(Beginning of EXERCISE MATERIALS)
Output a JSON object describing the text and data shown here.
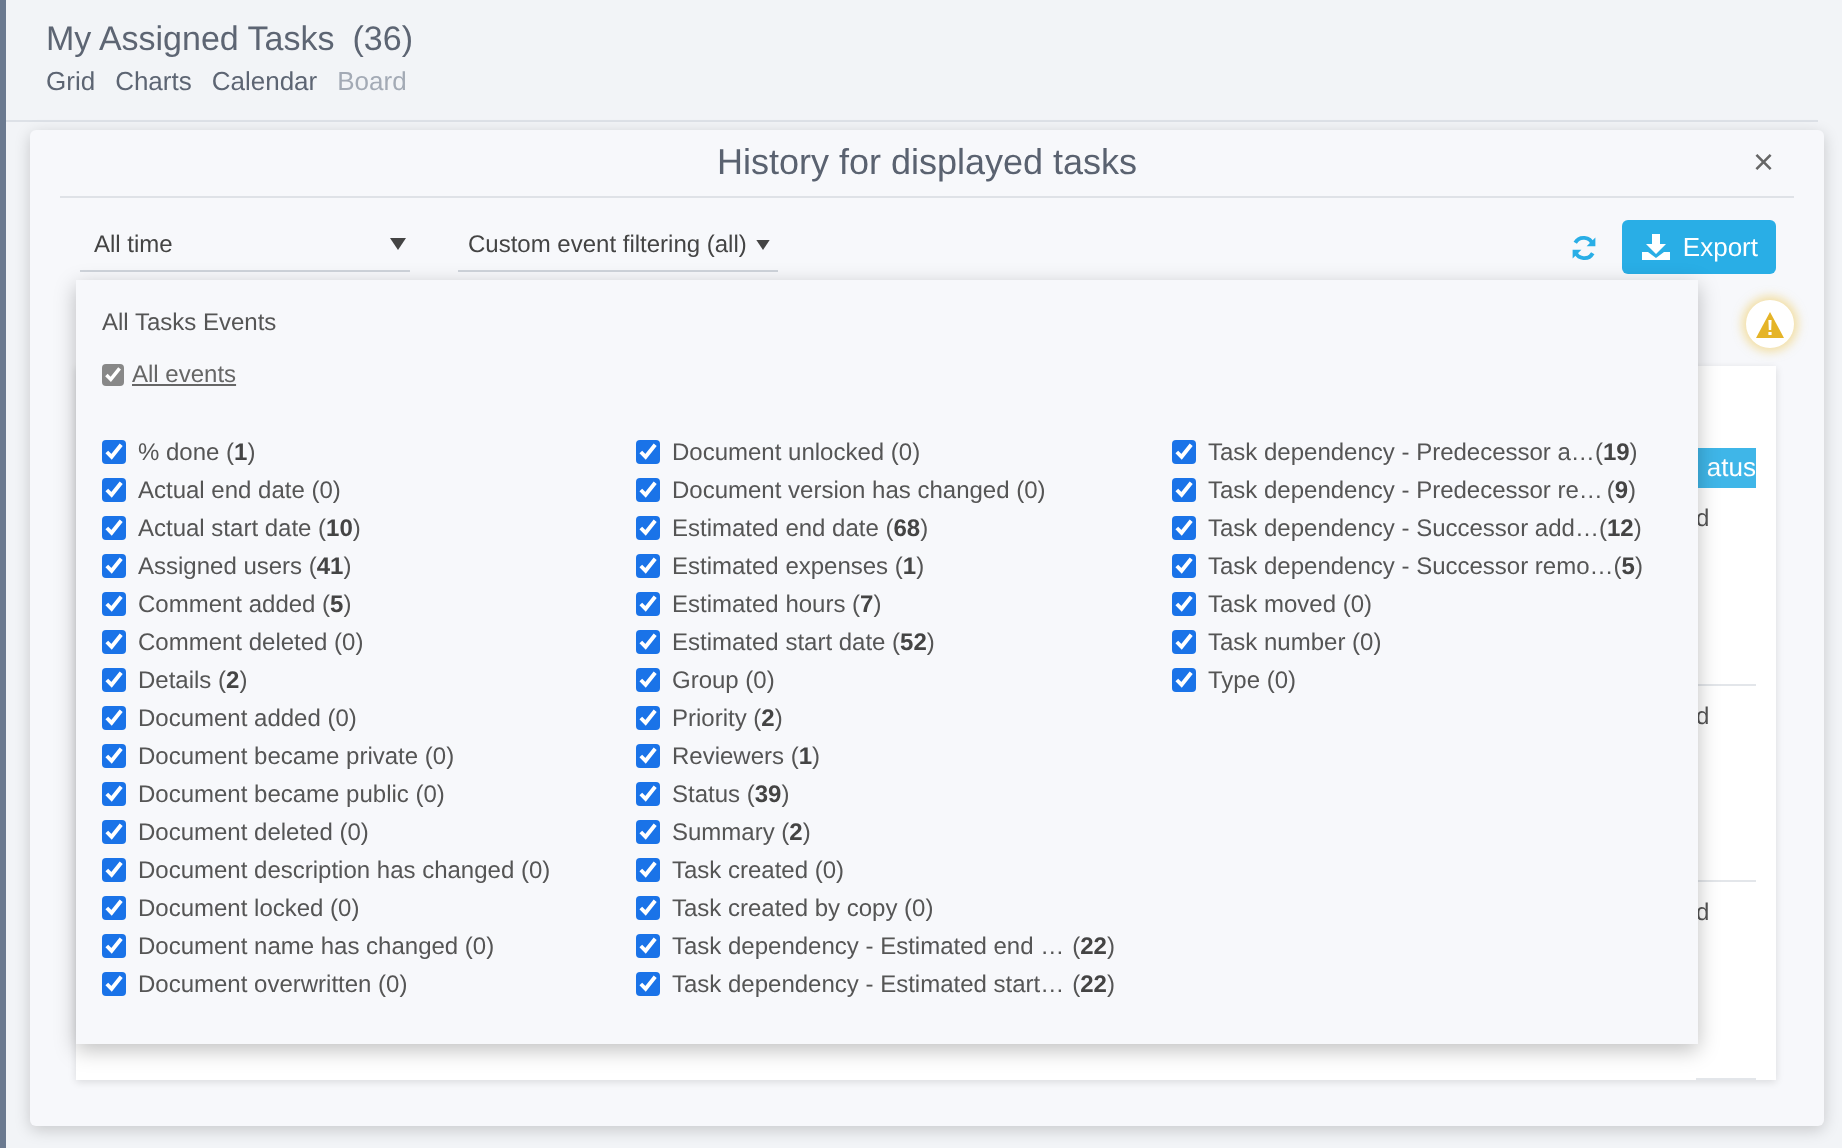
{
  "header": {
    "title": "My Assigned Tasks",
    "count": "(36)",
    "views": [
      {
        "label": "Grid",
        "disabled": false
      },
      {
        "label": "Charts",
        "disabled": false
      },
      {
        "label": "Calendar",
        "disabled": false
      },
      {
        "label": "Board",
        "disabled": true
      }
    ]
  },
  "modal": {
    "title": "History for displayed tasks",
    "close": "×",
    "period": "All time",
    "filter": "Custom event filtering (all)",
    "export": "Export"
  },
  "table": {
    "column_header": "atus",
    "cells": [
      "d",
      "d",
      "d"
    ]
  },
  "popup": {
    "heading": "All Tasks Events",
    "all_events": {
      "label": "All events",
      "checked": true
    },
    "columns": [
      [
        {
          "text": "% done (**1**)",
          "checked": true
        },
        {
          "text": "Actual end date (0)",
          "checked": true
        },
        {
          "text": "Actual start date (**10**)",
          "checked": true
        },
        {
          "text": "Assigned users (**41**)",
          "checked": true
        },
        {
          "text": "Comment added (**5**)",
          "checked": true
        },
        {
          "text": "Comment deleted (0)",
          "checked": true
        },
        {
          "text": "Details (**2**)",
          "checked": true
        },
        {
          "text": "Document added (0)",
          "checked": true
        },
        {
          "text": "Document became private (0)",
          "checked": true
        },
        {
          "text": "Document became public (0)",
          "checked": true
        },
        {
          "text": "Document deleted (0)",
          "checked": true
        },
        {
          "text": "Document description has changed (0)",
          "checked": true
        },
        {
          "text": "Document locked (0)",
          "checked": true
        },
        {
          "text": "Document name has changed (0)",
          "checked": true
        },
        {
          "text": "Document overwritten (0)",
          "checked": true
        }
      ],
      [
        {
          "text": "Document unlocked (0)",
          "checked": true
        },
        {
          "text": "Document version has changed (0)",
          "checked": true
        },
        {
          "text": "Estimated end date (**68**)",
          "checked": true
        },
        {
          "text": "Estimated expenses (**1**)",
          "checked": true
        },
        {
          "text": "Estimated hours (**7**)",
          "checked": true
        },
        {
          "text": "Estimated start date (**52**)",
          "checked": true
        },
        {
          "text": "Group (0)",
          "checked": true
        },
        {
          "text": "Priority (**2**)",
          "checked": true
        },
        {
          "text": "Reviewers (**1**)",
          "checked": true
        },
        {
          "text": "Status (**39**)",
          "checked": true
        },
        {
          "text": "Summary (**2**)",
          "checked": true
        },
        {
          "text": "Task created (0)",
          "checked": true
        },
        {
          "text": "Task created by copy (0)",
          "checked": true
        },
        {
          "text": "Task dependency - Estimated end …",
          "count": "(**22**)",
          "checked": true
        },
        {
          "text": "Task dependency - Estimated start…",
          "count": "(**22**)",
          "checked": true
        }
      ],
      [
        {
          "text": "Task dependency - Predecessor a…",
          "count": "(**19**)",
          "checked": true
        },
        {
          "text": "Task dependency - Predecessor re…",
          "count": "(**9**)",
          "checked": true
        },
        {
          "text": "Task dependency - Successor add…",
          "count": "(**12**)",
          "checked": true
        },
        {
          "text": "Task dependency - Successor remo…",
          "count": "(**5**)",
          "checked": true
        },
        {
          "text": "Task moved (0)",
          "checked": true
        },
        {
          "text": "Task number (0)",
          "checked": true
        },
        {
          "text": "Type (0)",
          "checked": true
        }
      ]
    ]
  }
}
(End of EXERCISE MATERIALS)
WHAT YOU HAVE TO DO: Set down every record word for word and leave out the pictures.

EXERCISE OUTPUT:
Output a JSON object describing the text and data shown here.
{
  "header": {
    "title": "My Assigned Tasks",
    "count": "(36)",
    "views": [
      {
        "label": "Grid",
        "disabled": false
      },
      {
        "label": "Charts",
        "disabled": false
      },
      {
        "label": "Calendar",
        "disabled": false
      },
      {
        "label": "Board",
        "disabled": true
      }
    ]
  },
  "modal": {
    "title": "History for displayed tasks",
    "close": "×",
    "period": "All time",
    "filter": "Custom event filtering (all)",
    "export": "Export"
  },
  "table": {
    "column_header": "atus",
    "cells": [
      "d",
      "d",
      "d"
    ]
  },
  "popup": {
    "heading": "All Tasks Events",
    "all_events": {
      "label": "All events",
      "checked": true
    },
    "columns": [
      [
        {
          "text": "% done (**1**)",
          "checked": true
        },
        {
          "text": "Actual end date (0)",
          "checked": true
        },
        {
          "text": "Actual start date (**10**)",
          "checked": true
        },
        {
          "text": "Assigned users (**41**)",
          "checked": true
        },
        {
          "text": "Comment added (**5**)",
          "checked": true
        },
        {
          "text": "Comment deleted (0)",
          "checked": true
        },
        {
          "text": "Details (**2**)",
          "checked": true
        },
        {
          "text": "Document added (0)",
          "checked": true
        },
        {
          "text": "Document became private (0)",
          "checked": true
        },
        {
          "text": "Document became public (0)",
          "checked": true
        },
        {
          "text": "Document deleted (0)",
          "checked": true
        },
        {
          "text": "Document description has changed (0)",
          "checked": true
        },
        {
          "text": "Document locked (0)",
          "checked": true
        },
        {
          "text": "Document name has changed (0)",
          "checked": true
        },
        {
          "text": "Document overwritten (0)",
          "checked": true
        }
      ],
      [
        {
          "text": "Document unlocked (0)",
          "checked": true
        },
        {
          "text": "Document version has changed (0)",
          "checked": true
        },
        {
          "text": "Estimated end date (**68**)",
          "checked": true
        },
        {
          "text": "Estimated expenses (**1**)",
          "checked": true
        },
        {
          "text": "Estimated hours (**7**)",
          "checked": true
        },
        {
          "text": "Estimated start date (**52**)",
          "checked": true
        },
        {
          "text": "Group (0)",
          "checked": true
        },
        {
          "text": "Priority (**2**)",
          "checked": true
        },
        {
          "text": "Reviewers (**1**)",
          "checked": true
        },
        {
          "text": "Status (**39**)",
          "checked": true
        },
        {
          "text": "Summary (**2**)",
          "checked": true
        },
        {
          "text": "Task created (0)",
          "checked": true
        },
        {
          "text": "Task created by copy (0)",
          "checked": true
        },
        {
          "text": "Task dependency - Estimated end …",
          "count": "(**22**)",
          "checked": true
        },
        {
          "text": "Task dependency - Estimated start…",
          "count": "(**22**)",
          "checked": true
        }
      ],
      [
        {
          "text": "Task dependency - Predecessor a…",
          "count": "(**19**)",
          "checked": true
        },
        {
          "text": "Task dependency - Predecessor re…",
          "count": "(**9**)",
          "checked": true
        },
        {
          "text": "Task dependency - Successor add…",
          "count": "(**12**)",
          "checked": true
        },
        {
          "text": "Task dependency - Successor remo…",
          "count": "(**5**)",
          "checked": true
        },
        {
          "text": "Task moved (0)",
          "checked": true
        },
        {
          "text": "Task number (0)",
          "checked": true
        },
        {
          "text": "Type (0)",
          "checked": true
        }
      ]
    ]
  }
}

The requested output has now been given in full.